The United Nations General Assembly today awarded its top human rights prize to seven global advocates ranging from a Congolese doctor who treats female victims of sexual violence, a nun who fought for indigenous rights before her murder in Brazil, and the assassinated Pakistani leader Benazir Bhutto.
The UN Prize in the Field of Human Rights, awarded every five years, was presented at a General Assembly ceremony marking the 60th anniversary of the adoption of the Universal Declaration of Human Rights (UDHR).
The winners are former UN High Commissioner for Human Rights Louise Arbour; United States ex-Attorney-General Ramsey Clark; Executive Director and co-founder of Jamaicans for Justice Carolyn Gomes; Denis Mukwege, co-founder of the General Referral Hospital of Panzi in the Democratic Republic of the Congo (DRC); Human Rights Watch, represented by its executive director Kenneth Roth; Ms. Bhutto; and Dorothy Stang of the Sisters of Notre Dame de Namur who was murdered in Brazil three years ago.
They join a distinguished roster of previous laureates that includes apartheid fighter and former South African President Nelson Mandela, US civil rights leader Martin Luther King, former US first Lady Eleanor Roosevelt, former US President Jimmy Carter, and Amnesty International.
The prize was first awarded on 10 December 1968 on the 20th anniversary of the adoption of the UDHR.
“As we mark the 60th anniversary of the Universal Declaration of Human Rights, we acknowledge the tireless work and invaluable contribution of these individuals and organizations that have fought to see the rights and freedoms embodied in this historic document become a reality for people in all corners of the world,” Assembly President Miguel D’Escoto said.
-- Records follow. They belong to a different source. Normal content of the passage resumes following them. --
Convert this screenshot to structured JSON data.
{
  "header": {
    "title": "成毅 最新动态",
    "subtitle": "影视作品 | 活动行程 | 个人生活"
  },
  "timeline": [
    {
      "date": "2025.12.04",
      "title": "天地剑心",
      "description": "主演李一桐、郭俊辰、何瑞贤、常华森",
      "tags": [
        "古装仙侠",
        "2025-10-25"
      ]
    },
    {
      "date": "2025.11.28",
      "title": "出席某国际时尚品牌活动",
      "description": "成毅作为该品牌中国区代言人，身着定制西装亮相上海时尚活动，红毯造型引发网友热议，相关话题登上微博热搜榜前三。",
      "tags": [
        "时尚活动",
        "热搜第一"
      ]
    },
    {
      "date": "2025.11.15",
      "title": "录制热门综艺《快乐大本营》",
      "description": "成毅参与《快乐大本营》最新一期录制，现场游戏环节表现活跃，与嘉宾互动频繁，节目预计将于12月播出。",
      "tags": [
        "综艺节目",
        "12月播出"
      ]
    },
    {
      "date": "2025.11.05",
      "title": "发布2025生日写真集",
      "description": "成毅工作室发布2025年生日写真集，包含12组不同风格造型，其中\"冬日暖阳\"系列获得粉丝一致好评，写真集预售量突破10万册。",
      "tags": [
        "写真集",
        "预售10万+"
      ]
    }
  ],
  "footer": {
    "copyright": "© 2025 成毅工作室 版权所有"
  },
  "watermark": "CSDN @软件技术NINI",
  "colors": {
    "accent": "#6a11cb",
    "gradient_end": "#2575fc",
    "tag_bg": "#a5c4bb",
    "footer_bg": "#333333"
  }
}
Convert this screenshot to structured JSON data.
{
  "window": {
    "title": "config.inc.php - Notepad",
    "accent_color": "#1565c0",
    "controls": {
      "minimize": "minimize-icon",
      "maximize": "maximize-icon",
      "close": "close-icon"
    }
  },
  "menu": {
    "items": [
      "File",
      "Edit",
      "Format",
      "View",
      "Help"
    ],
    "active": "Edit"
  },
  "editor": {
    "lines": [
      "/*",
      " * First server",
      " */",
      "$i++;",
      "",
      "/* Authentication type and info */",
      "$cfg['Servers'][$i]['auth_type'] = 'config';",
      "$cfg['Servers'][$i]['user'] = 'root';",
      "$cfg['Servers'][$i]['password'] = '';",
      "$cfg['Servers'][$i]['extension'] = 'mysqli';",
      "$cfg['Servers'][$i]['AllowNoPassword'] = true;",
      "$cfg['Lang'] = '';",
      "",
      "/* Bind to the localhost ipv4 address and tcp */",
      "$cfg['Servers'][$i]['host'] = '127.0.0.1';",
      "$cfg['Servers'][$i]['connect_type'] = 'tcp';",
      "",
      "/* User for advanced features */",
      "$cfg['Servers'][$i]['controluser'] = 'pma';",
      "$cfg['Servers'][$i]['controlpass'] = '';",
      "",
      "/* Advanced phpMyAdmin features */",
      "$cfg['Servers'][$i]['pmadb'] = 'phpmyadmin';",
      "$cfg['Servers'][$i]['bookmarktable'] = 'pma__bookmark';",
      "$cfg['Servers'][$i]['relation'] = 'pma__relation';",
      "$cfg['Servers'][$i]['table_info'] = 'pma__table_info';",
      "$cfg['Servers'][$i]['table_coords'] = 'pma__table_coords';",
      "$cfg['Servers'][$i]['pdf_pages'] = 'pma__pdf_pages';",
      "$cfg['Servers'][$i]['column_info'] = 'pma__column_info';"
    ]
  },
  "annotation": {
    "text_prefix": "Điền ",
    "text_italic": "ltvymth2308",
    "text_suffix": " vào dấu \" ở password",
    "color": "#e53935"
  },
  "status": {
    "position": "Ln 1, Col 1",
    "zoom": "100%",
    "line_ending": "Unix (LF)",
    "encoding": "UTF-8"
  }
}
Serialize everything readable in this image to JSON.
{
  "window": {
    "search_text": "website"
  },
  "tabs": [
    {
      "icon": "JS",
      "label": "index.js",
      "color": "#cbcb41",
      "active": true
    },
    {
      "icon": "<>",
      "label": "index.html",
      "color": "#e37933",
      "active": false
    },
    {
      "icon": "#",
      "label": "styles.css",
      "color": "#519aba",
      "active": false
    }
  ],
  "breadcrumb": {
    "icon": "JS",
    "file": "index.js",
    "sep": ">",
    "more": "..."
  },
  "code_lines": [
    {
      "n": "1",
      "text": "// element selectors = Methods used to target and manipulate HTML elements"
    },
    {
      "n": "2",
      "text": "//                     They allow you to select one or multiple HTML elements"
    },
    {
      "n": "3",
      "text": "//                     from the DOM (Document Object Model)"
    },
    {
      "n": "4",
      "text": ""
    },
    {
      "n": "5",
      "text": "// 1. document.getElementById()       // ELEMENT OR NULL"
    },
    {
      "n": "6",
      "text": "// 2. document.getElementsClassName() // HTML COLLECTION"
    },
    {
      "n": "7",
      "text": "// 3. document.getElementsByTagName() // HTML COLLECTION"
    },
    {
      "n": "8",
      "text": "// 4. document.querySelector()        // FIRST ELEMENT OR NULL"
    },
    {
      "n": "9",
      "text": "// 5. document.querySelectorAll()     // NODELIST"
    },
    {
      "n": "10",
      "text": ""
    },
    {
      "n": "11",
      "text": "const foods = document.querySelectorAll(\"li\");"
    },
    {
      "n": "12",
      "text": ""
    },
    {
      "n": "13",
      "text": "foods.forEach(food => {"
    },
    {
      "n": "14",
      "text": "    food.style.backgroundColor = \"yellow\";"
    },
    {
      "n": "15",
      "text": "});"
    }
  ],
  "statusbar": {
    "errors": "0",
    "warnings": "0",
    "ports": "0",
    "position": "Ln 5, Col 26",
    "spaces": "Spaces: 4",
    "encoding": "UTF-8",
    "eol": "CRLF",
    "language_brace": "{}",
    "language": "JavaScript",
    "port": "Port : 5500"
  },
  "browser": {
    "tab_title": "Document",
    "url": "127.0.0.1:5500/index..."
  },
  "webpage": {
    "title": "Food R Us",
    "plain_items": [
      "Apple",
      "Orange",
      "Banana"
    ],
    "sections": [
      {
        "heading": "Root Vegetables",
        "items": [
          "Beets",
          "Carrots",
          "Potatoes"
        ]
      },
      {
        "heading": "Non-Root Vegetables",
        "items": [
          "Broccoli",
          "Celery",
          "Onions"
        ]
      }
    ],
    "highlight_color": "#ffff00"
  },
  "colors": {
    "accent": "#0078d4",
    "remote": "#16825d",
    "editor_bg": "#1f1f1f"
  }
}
“These awardees constitute symbols of persistence, valour and tenacity in their resistance to public and private authorities that violate human rights. They constitute a moral force to put an end to systematic human rights violations.”